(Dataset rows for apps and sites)

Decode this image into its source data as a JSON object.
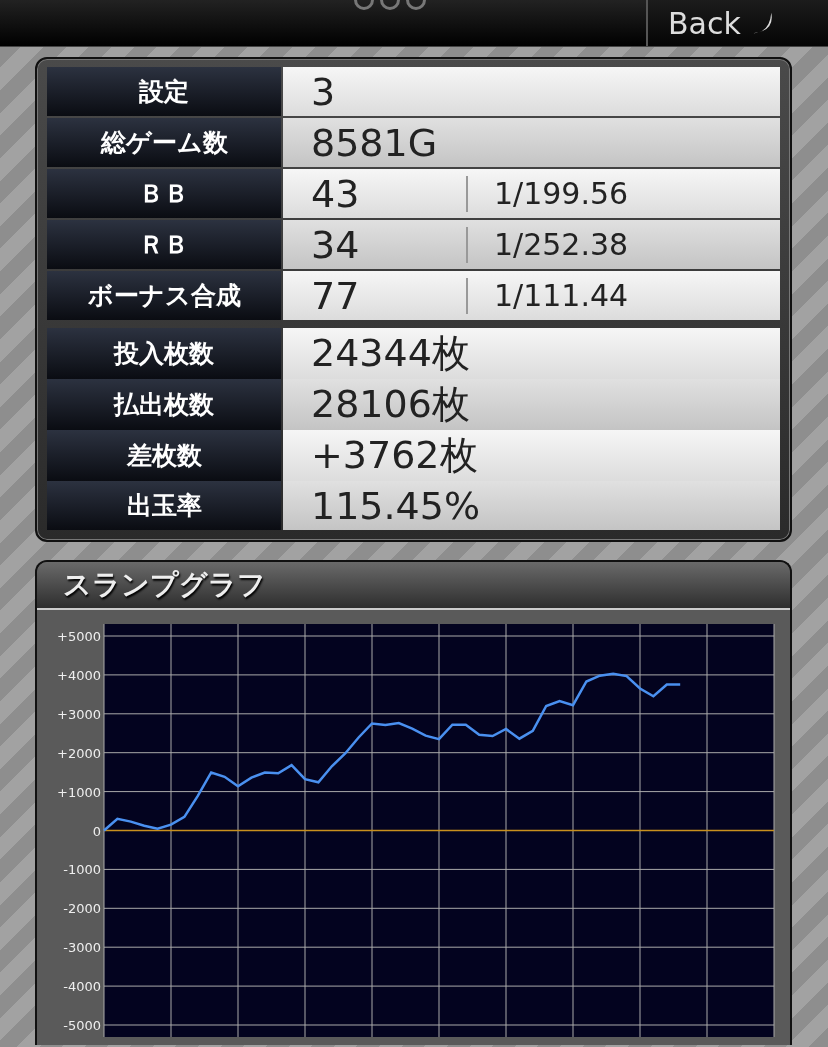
{
  "top_bar": {
    "back_button": "Back"
  },
  "stats": {
    "groups": [
      [
        {
          "label": "設定",
          "value": "3"
        },
        {
          "label": "総ゲーム数",
          "value": "8581G"
        },
        {
          "label": "ＢＢ",
          "value": "43",
          "rate": "1/199.56"
        },
        {
          "label": "ＲＢ",
          "value": "34",
          "rate": "1/252.38"
        },
        {
          "label": "ボーナス合成",
          "value": "77",
          "rate": "1/111.44"
        }
      ],
      [
        {
          "label": "投入枚数",
          "value": "24344枚"
        },
        {
          "label": "払出枚数",
          "value": "28106枚"
        },
        {
          "label": "差枚数",
          "value": "+3762枚"
        },
        {
          "label": "出玉率",
          "value": "115.45%"
        }
      ]
    ]
  },
  "graph": {
    "title": "スランプグラフ",
    "chart_data": {
      "type": "line",
      "ylim": [
        -5000,
        5000
      ],
      "grid": true,
      "ref_lines": [
        {
          "axis": "y",
          "value": 0,
          "color": "#c8901e"
        }
      ],
      "yticks": [
        {
          "value": 5000,
          "label": "+5000"
        },
        {
          "value": 4000,
          "label": "+4000"
        },
        {
          "value": 3000,
          "label": "+3000"
        },
        {
          "value": 2000,
          "label": "+2000"
        },
        {
          "value": 1000,
          "label": "+1000"
        },
        {
          "value": 0,
          "label": "0"
        },
        {
          "value": -1000,
          "label": "-1000"
        },
        {
          "value": -2000,
          "label": "-2000"
        },
        {
          "value": -3000,
          "label": "-3000"
        },
        {
          "value": -4000,
          "label": "-4000"
        },
        {
          "value": -5000,
          "label": "-5000"
        }
      ],
      "categories": [
        null,
        null,
        null,
        null,
        null,
        null,
        null,
        null,
        null,
        null,
        null,
        null,
        null,
        null,
        null,
        null,
        null,
        null,
        null,
        null,
        null,
        null,
        null,
        null,
        null,
        null,
        null,
        null,
        null,
        null,
        null,
        null,
        null,
        null,
        null,
        null,
        null,
        null,
        null,
        null,
        null,
        null,
        null,
        null,
        null,
        null,
        null,
        null,
        null,
        null,
        null
      ],
      "series": [
        {
          "color": "#4a90f0",
          "values": [
            0,
            300,
            230,
            120,
            50,
            150,
            350,
            890,
            1490,
            1380,
            1140,
            1360,
            1490,
            1470,
            1680,
            1320,
            1240,
            1650,
            1980,
            2390,
            2750,
            2710,
            2760,
            2620,
            2440,
            2350,
            2720,
            2720,
            2460,
            2430,
            2610,
            2360,
            2560,
            3200,
            3330,
            3220,
            3830,
            3980,
            4030,
            3970,
            3650,
            3450,
            3750,
            3750,
            null,
            null,
            null,
            null,
            null,
            null,
            null
          ]
        }
      ]
    }
  }
}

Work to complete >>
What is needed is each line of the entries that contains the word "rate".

Exercise output >>
          "rate": "1/199.56"
          "rate": "1/252.38"
          "rate": "1/111.44"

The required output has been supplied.